I had a great conversation with an Australian sensory consultant, about how the sensory characteristics of products impact and influence consumer perception and experience.
Some great insights were highlighted including the growing need (and interest) of organisations and brands to protect their sensory assets and property as these become more potent differentiators in the market place.
One of the examples we discussed was the pop that the Pringles tube makes when
opened. We then spoke about how this sound could be developed, refined and leveraged, I hate that word, as a consistent sonic trigger and brand differentiator, by implementing it across a range of media andtouchpoints from the packaging to advertising and digital…
The best bit came when we started talking about the crunch and noise that
chips, crackers and other foods make when we chew, how some sounds are really loud inside our heads and the feeling of awkwardness this can create when in public – the merging of sound and taste…
…you’ve got to cater for a dinner party, you’ve got a choice between the noisy cracker and the non noisy cracker.
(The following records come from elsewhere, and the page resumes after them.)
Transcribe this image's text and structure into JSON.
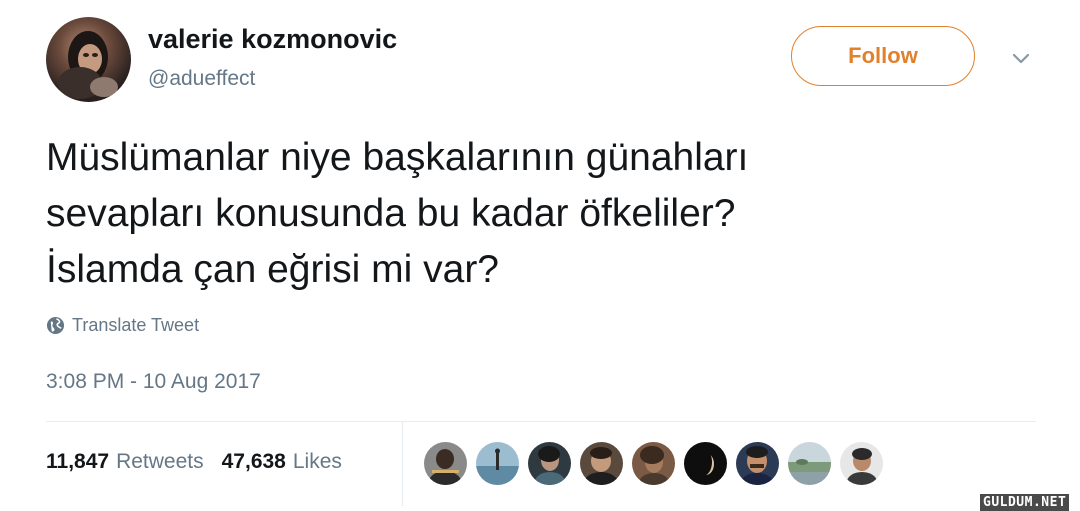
{
  "tweet": {
    "author": {
      "display_name": "valerie kozmonovic",
      "username": "@adueffect",
      "avatar_icon": "profile-photo"
    },
    "follow_label": "Follow",
    "caret_icon": "chevron-down-icon",
    "text_lines": [
      "Müslümanlar niye başkalarının günahları",
      "sevapları konusunda bu kadar öfkeliler?",
      "İslamda çan eğrisi mi var?"
    ],
    "translate_label": "Translate Tweet",
    "translate_icon": "globe-icon",
    "timestamp": "3:08 PM - 10 Aug 2017",
    "stats": {
      "retweets_count": "11,847",
      "retweets_label": "Retweets",
      "likes_count": "47,638",
      "likes_label": "Likes"
    },
    "likers_count_shown": 9
  },
  "watermark": "GULDUM.NET",
  "colors": {
    "accent": "#e0812e",
    "text": "#14171a",
    "secondary_text": "#657786",
    "divider": "#e6ecf0"
  }
}
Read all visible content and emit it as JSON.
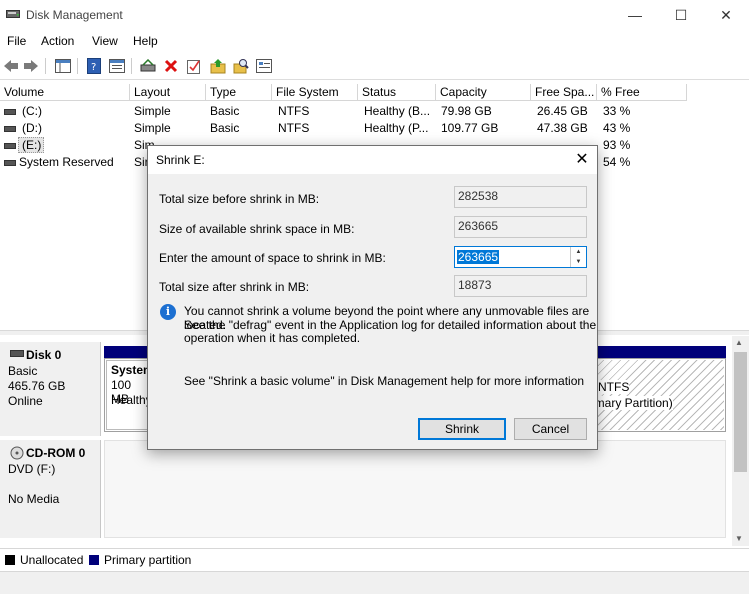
{
  "window": {
    "title": "Disk Management",
    "minimize_glyph": "—",
    "maximize_glyph": "☐",
    "close_glyph": "✕"
  },
  "menu": [
    "File",
    "Action",
    "View",
    "Help"
  ],
  "table": {
    "columns": [
      "Volume",
      "Layout",
      "Type",
      "File System",
      "Status",
      "Capacity",
      "Free Spa...",
      "% Free"
    ],
    "rows": [
      {
        "volume": "(C:)",
        "layout": "Simple",
        "type": "Basic",
        "fs": "NTFS",
        "status": "Healthy (B...",
        "capacity": "79.98 GB",
        "free": "26.45 GB",
        "pct": "33 %"
      },
      {
        "volume": "(D:)",
        "layout": "Simple",
        "type": "Basic",
        "fs": "NTFS",
        "status": "Healthy (P...",
        "capacity": "109.77 GB",
        "free": "47.38 GB",
        "pct": "43 %"
      },
      {
        "volume": "(E:)",
        "layout": "Sim",
        "type": "",
        "fs": "",
        "status": "",
        "capacity": "",
        "free": "",
        "pct": "93 %"
      },
      {
        "volume": "System Reserved",
        "layout": "Sir",
        "type": "",
        "fs": "",
        "status": "",
        "capacity": "",
        "free": "",
        "pct": "54 %"
      }
    ]
  },
  "disks": {
    "disk0": {
      "name": "Disk 0",
      "type": "Basic",
      "size": "465.76 GB",
      "state": "Online"
    },
    "cdrom": {
      "name": "CD-ROM 0",
      "type": "DVD (F:)",
      "state": "No Media"
    },
    "partition_left": {
      "line1": "System",
      "line2": "100 MB",
      "line3": "Healthy"
    },
    "partition_right": {
      "line1": "NTFS",
      "line2": "imary Partition)"
    }
  },
  "legend": {
    "unallocated": "Unallocated",
    "primary": "Primary partition"
  },
  "dialog": {
    "title": "Shrink E:",
    "total_before_label": "Total size before shrink in MB:",
    "total_before_value": "282538",
    "available_label": "Size of available shrink space in MB:",
    "available_value": "263665",
    "enter_label": "Enter the amount of space to shrink in MB:",
    "enter_value": "263665",
    "total_after_label": "Total size after shrink in MB:",
    "total_after_value": "18873",
    "info_line1": "You cannot shrink a volume beyond the point where any unmovable files are located.",
    "info_line2": "See the \"defrag\" event in the Application log for detailed information about the",
    "info_line3": "operation when it has completed.",
    "help_text": "See \"Shrink a basic volume\" in Disk Management help for more information",
    "shrink_label": "Shrink",
    "cancel_label": "Cancel",
    "close_glyph": "✕"
  },
  "colors": {
    "primary_partition": "#00007a",
    "accent": "#0078d7"
  }
}
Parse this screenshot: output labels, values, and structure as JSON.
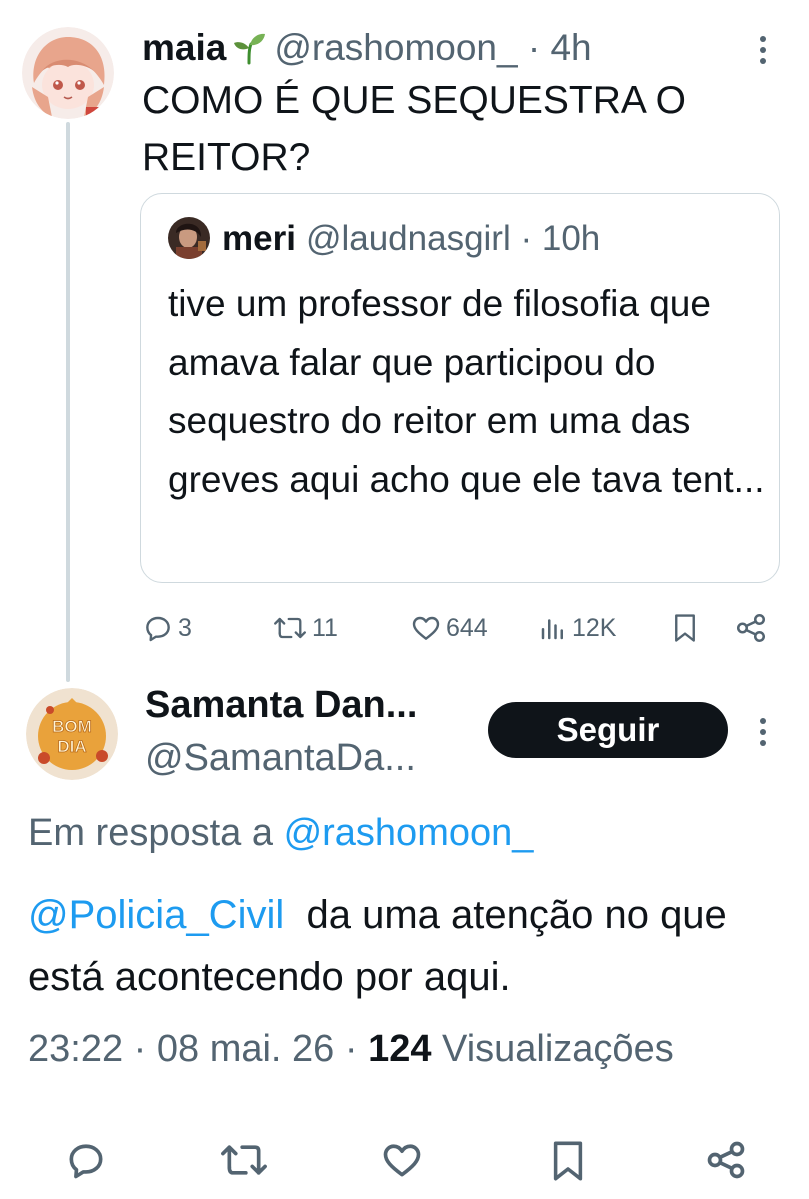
{
  "top_tweet": {
    "name": "maia",
    "handle": "@rashomoon_",
    "time": "4h",
    "text": "COMO É QUE SEQUESTRA O REITOR?"
  },
  "quoted_tweet": {
    "name": "meri",
    "handle": "@laudnasgirl",
    "time": "10h",
    "text": "tive um professor de filosofia que amava falar que participou do sequestro do reitor em uma das greves aqui acho que ele tava tent..."
  },
  "top_actions": {
    "replies": "3",
    "reposts": "11",
    "likes": "644",
    "views": "12K"
  },
  "reply_tweet": {
    "name": "Samanta Dan...",
    "handle": "@SamantaDa...",
    "follow_label": "Seguir",
    "avatar_text": [
      "BOM",
      "DIA"
    ],
    "reply_prefix": "Em resposta a",
    "reply_to": "@rashomoon_",
    "mention": "@Policia_Civil",
    "text": "da uma atenção no que está acontecendo por aqui.",
    "timestamp": "23:22 · 08 mai. 26 ·",
    "views_count": "124",
    "views_label": "Visualizações"
  },
  "colors": {
    "text": "#0f1419",
    "secondary": "#536471",
    "link": "#1d9bf0",
    "border": "#cfd9de"
  }
}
Which do you choose?
Some food for thought.
It was lovely to swap notes and excitement.